[Web page and app entries]

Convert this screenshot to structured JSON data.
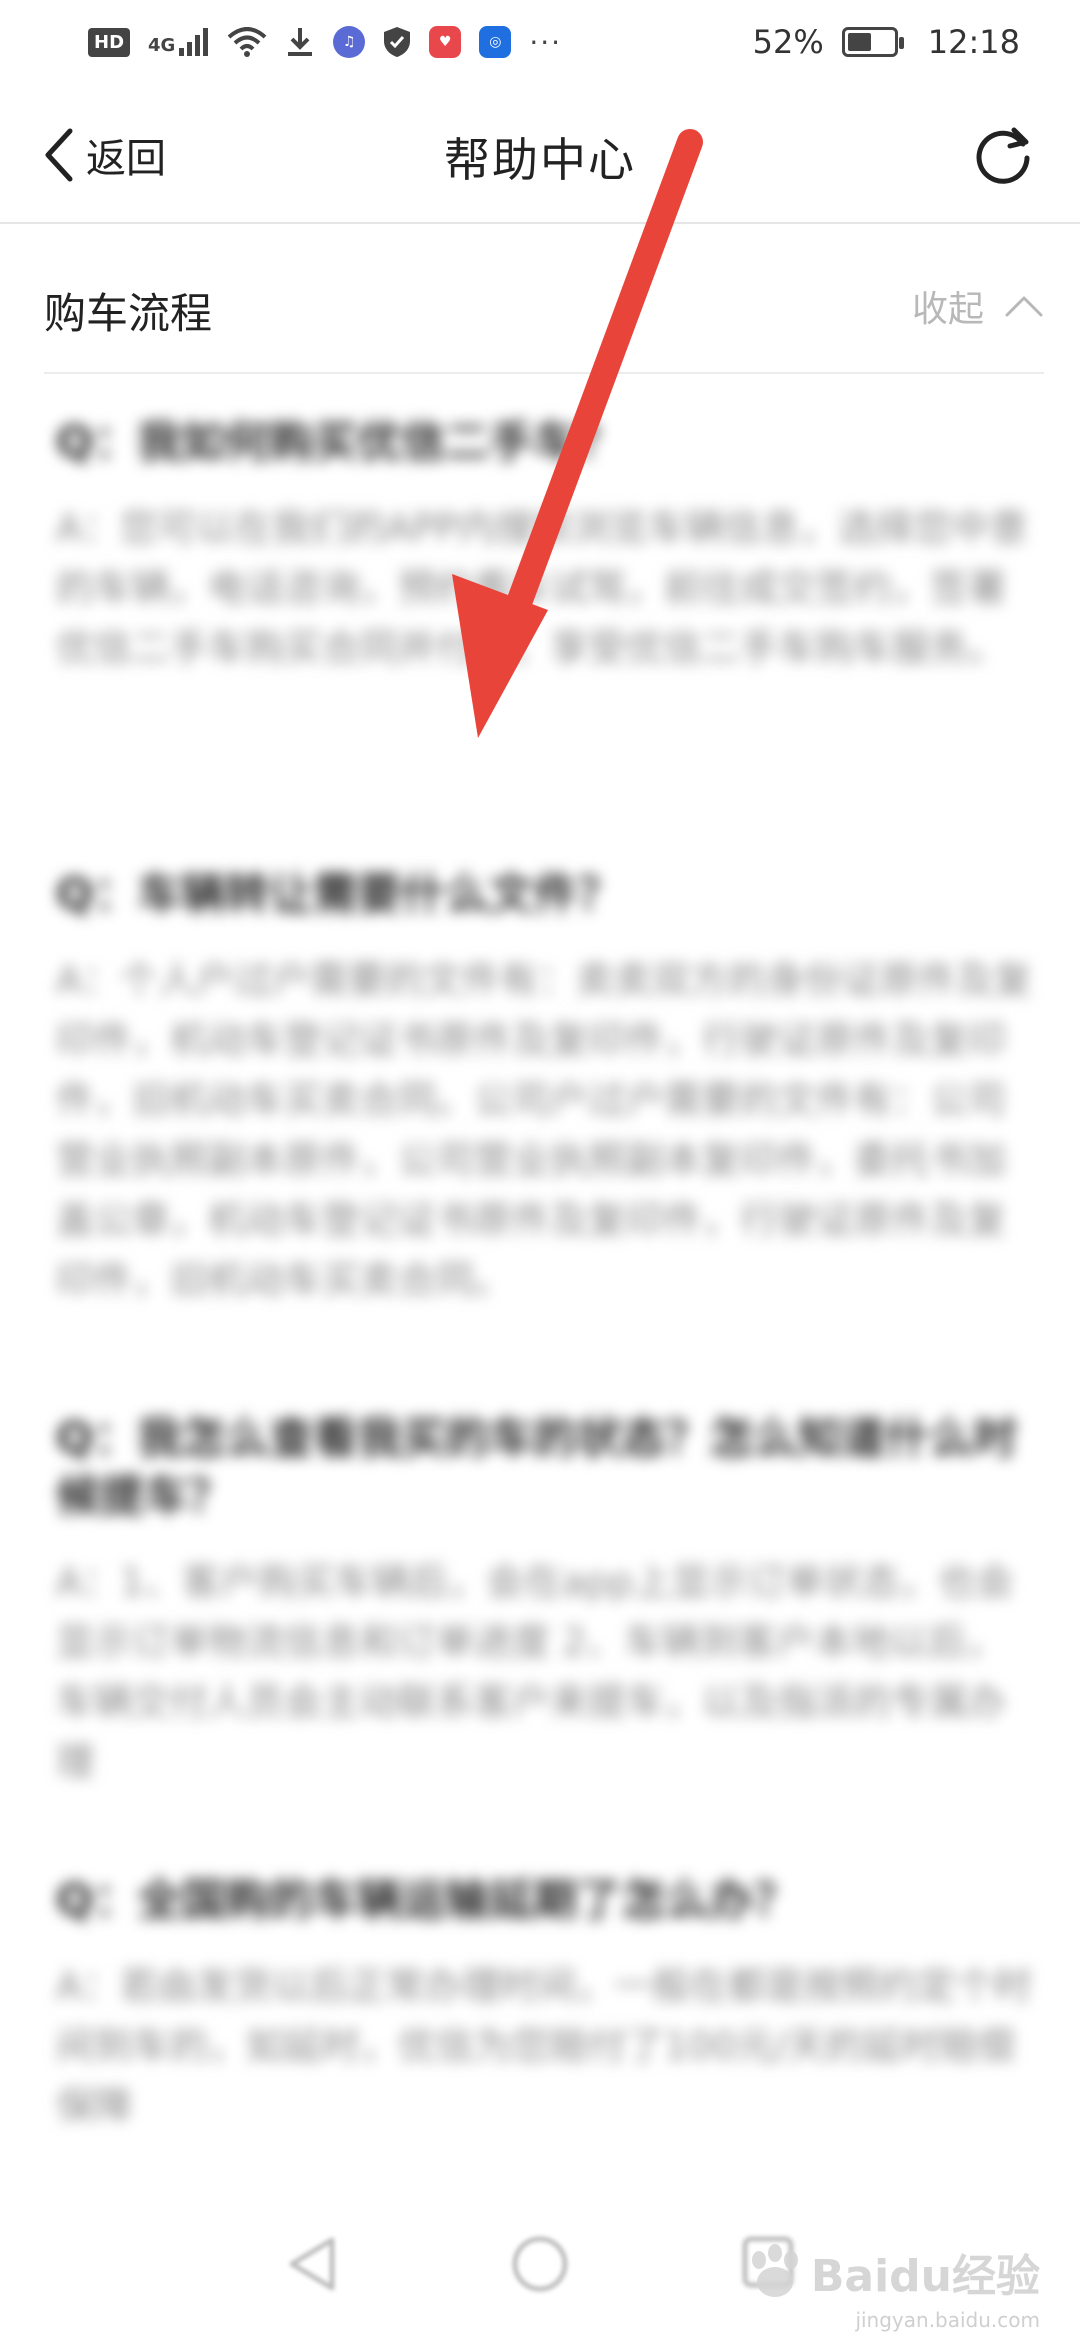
{
  "status_bar": {
    "network_badge": "HD",
    "signal_label": "4G",
    "battery_text": "52%",
    "battery_level": 0.52,
    "time": "12:18",
    "more": "···",
    "app_icons": [
      {
        "name": "download-icon"
      },
      {
        "name": "music-app-icon",
        "color": "#5b6bd6"
      },
      {
        "name": "shield-icon"
      },
      {
        "name": "huawei-app-icon",
        "color": "#e8484b"
      },
      {
        "name": "lightbulb-app-icon",
        "color": "#1f6fe0"
      }
    ]
  },
  "header": {
    "back_label": "返回",
    "title": "帮助中心"
  },
  "section": {
    "title": "购车流程",
    "collapse_label": "收起"
  },
  "faq": [
    {
      "q": "Q：我如何购买优信二手车？",
      "a": "A：您可以在我们的APP内搜索浏览车辆信息，选择您中意的车辆，电话咨询，预约看车试驾，前往成交签约，签署优信二手车购买合同并付款，享受优信二手车购车服务。"
    },
    {
      "q": "Q：车辆转让需要什么文件？",
      "a": "A：个人户过户需要的文件有：卖卖双方的身份证原件及复印件，机动车登记证书原件及复印件，行驶证原件及复印件，旧机动车买卖合同。公司户过户需要的文件有：公司营业执照副本原件，公司营业执照副本复印件，委托书加盖公章，机动车登记证书原件及复印件，行驶证原件及复印件，旧机动车买卖合同。"
    },
    {
      "q": "Q：我怎么查看我买的车的状态？怎么知道什么时候提车？",
      "a": "A：1、客户购买车辆后，会在app上显示订单状态，也会显示订单物流信息和订单进度 2、车辆到客户本地以后，车辆交付人员会主动联系客户来提车，以及指派的专属办理"
    },
    {
      "q": "Q：全国购的车辆运输延期了怎么办？",
      "a": "A：若由发货以后正常办理时间，一般在都是按照约定个时间到车的，如延时，优信为您赔付了100元/天的延时赔偿保障"
    }
  ],
  "watermark": {
    "brand": "Baidu经验",
    "sub": "jingyan.baidu.com"
  }
}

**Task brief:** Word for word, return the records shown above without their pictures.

**Answer section:**
Convert this screenshot to structured JSON data.
{
  "status_bar": {
    "network_badge": "HD",
    "signal_label": "4G",
    "battery_text": "52%",
    "battery_level": 0.52,
    "time": "12:18",
    "more": "···",
    "app_icons": [
      {
        "name": "download-icon"
      },
      {
        "name": "music-app-icon",
        "color": "#5b6bd6"
      },
      {
        "name": "shield-icon"
      },
      {
        "name": "huawei-app-icon",
        "color": "#e8484b"
      },
      {
        "name": "lightbulb-app-icon",
        "color": "#1f6fe0"
      }
    ]
  },
  "header": {
    "back_label": "返回",
    "title": "帮助中心"
  },
  "section": {
    "title": "购车流程",
    "collapse_label": "收起"
  },
  "faq": [
    {
      "q": "Q：我如何购买优信二手车？",
      "a": "A：您可以在我们的APP内搜索浏览车辆信息，选择您中意的车辆，电话咨询，预约看车试驾，前往成交签约，签署优信二手车购买合同并付款，享受优信二手车购车服务。"
    },
    {
      "q": "Q：车辆转让需要什么文件？",
      "a": "A：个人户过户需要的文件有：卖卖双方的身份证原件及复印件，机动车登记证书原件及复印件，行驶证原件及复印件，旧机动车买卖合同。公司户过户需要的文件有：公司营业执照副本原件，公司营业执照副本复印件，委托书加盖公章，机动车登记证书原件及复印件，行驶证原件及复印件，旧机动车买卖合同。"
    },
    {
      "q": "Q：我怎么查看我买的车的状态？怎么知道什么时候提车？",
      "a": "A：1、客户购买车辆后，会在app上显示订单状态，也会显示订单物流信息和订单进度 2、车辆到客户本地以后，车辆交付人员会主动联系客户来提车，以及指派的专属办理"
    },
    {
      "q": "Q：全国购的车辆运输延期了怎么办？",
      "a": "A：若由发货以后正常办理时间，一般在都是按照约定个时间到车的，如延时，优信为您赔付了100元/天的延时赔偿保障"
    }
  ],
  "watermark": {
    "brand": "Baidu经验",
    "sub": "jingyan.baidu.com"
  }
}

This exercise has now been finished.